I licked my lips, debating. I was worried about her, but after all, this was what I’d hoped for, wasn’t it? I mean, had my son been this docile I might not have spent 2005 and 2006 sleepless. So I took a deep breath and tried to concentrate on the movie. Yet despite its quality, the only thing I could pay attention to was the barely-moving grub on my chest.
I felt a mental chill. Panic gripped me. I reached down as quickly as I could without upsetting Sparkle and called the nurse.
ME: I think I’ve got a serious issue.
NURSE ON CALL (voice tight with apprehension): What is it, sir?
ME: It’s my daughter. She’s a newborn. We just got her home and…
NURSE ON CALL: Yes?
ME: She’s, um…not crying.
NURSE ON CALL: (silence)
ME: That’s bad, right?
NURSE ON CALL: Is she breathing without effort?
ME (glances at Sparkle’s back): I think so.
NURSE ON CALL: Does she appear to be in any discomfort?
ME: No. Not at all. See, that’s what’s worrying me.
NURSE ON CALL (bemused): I’m afraid I don’t see the problem.
ME: She’s not screaming at all. She hasn’t slapped me yet or peed sixteen feet in the air or punctured one of my eardrums with her shrieking.
NURSE ON CALL (another pause): Is there anything else you need tonight, sir?
ME: So she’s…okay?
NURSE ON CALL: (click)
Sparkle continued to breathe gently. I sighed and lay back, more relaxed than I’d ever been in my life. Then I put in RESERVOIR DOGS.
Daughter, you continue to have that same soothing effect on me. When I’m worried or unsure, you calm me. Your smile, your positive attitude, your assurance that Yes Daddy, everything’s going to be just fine all work to achieve the impossible. You help me relax.
When I’m sick, you always volunteer to help me. You bring me a warm, very wet washcloth and slop on it onto my forehead. You pour me the Sprite we always keep on hand for sickness, and you always remember to pour some for yourself as well. You caress my hair and talk, it doesn’t matter about what.
You’re my little angel.
Sparkle, I hope you never change.
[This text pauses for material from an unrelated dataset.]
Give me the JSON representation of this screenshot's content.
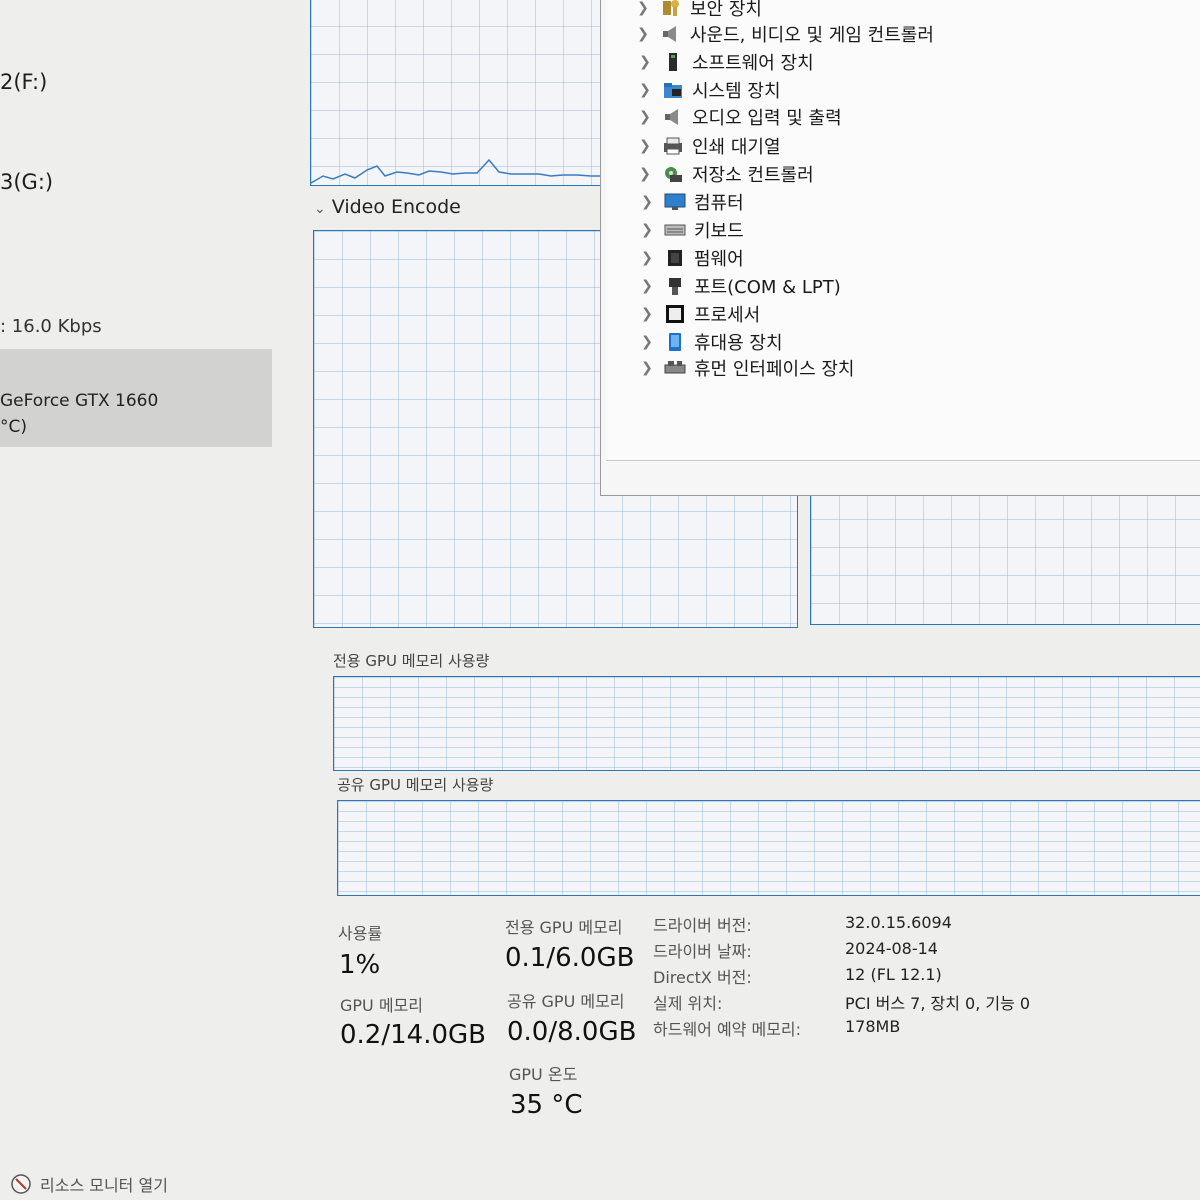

Oh, you can grow and all that stuff, but never lose the amazing, warm, nurturing heart that makes you who you are.
I love you forever, my little daughter! Thank you for being you!
8 thoughts on “For My Daughter on Her Seventh Birthday: The Grub on My Chest”
That’s beautiful, Jonathan.
Always remember those quiet, bonding moments……because, when Sparkle becomes a teenager, she’s going to drive you completely insane. 🙂
Hah! I suspect you have a point, Jon. I think what’ll really drive me bonkers will be the boys. They’ll need to keep a wide berth. A wide, wide berth…
Oh, and thanks, man. 🙂
Boys will be the least of your problems.
Your welcome, man. 😉
Yeah, what Jon Recluse said! We have both a High Energy Boy and a five-almost-six year old going on fifteen, who is pretty darn high energy herself…but beautifully written piece, man!
Thank you so much, Chris! And I’m glad you can relate. 🙂
Hope your daughter enjoyed her birthday and loved this very touching heart-written post. My son was like your son in that for the first 4 – 6 years of his life he never slept, always cried (more like screamed and bellowed) and never allowed us to get more than a few hours sleep at a time. He is 16 years old now and it’s an entirely different ball game – but you survive and you love them. Keep the faith!!! 🙂
Gale, our sons sound so much alike! And I’m glad to hear you survived.
Thank you so much for your kind words about my post. I’ll talk to you soon! 🙂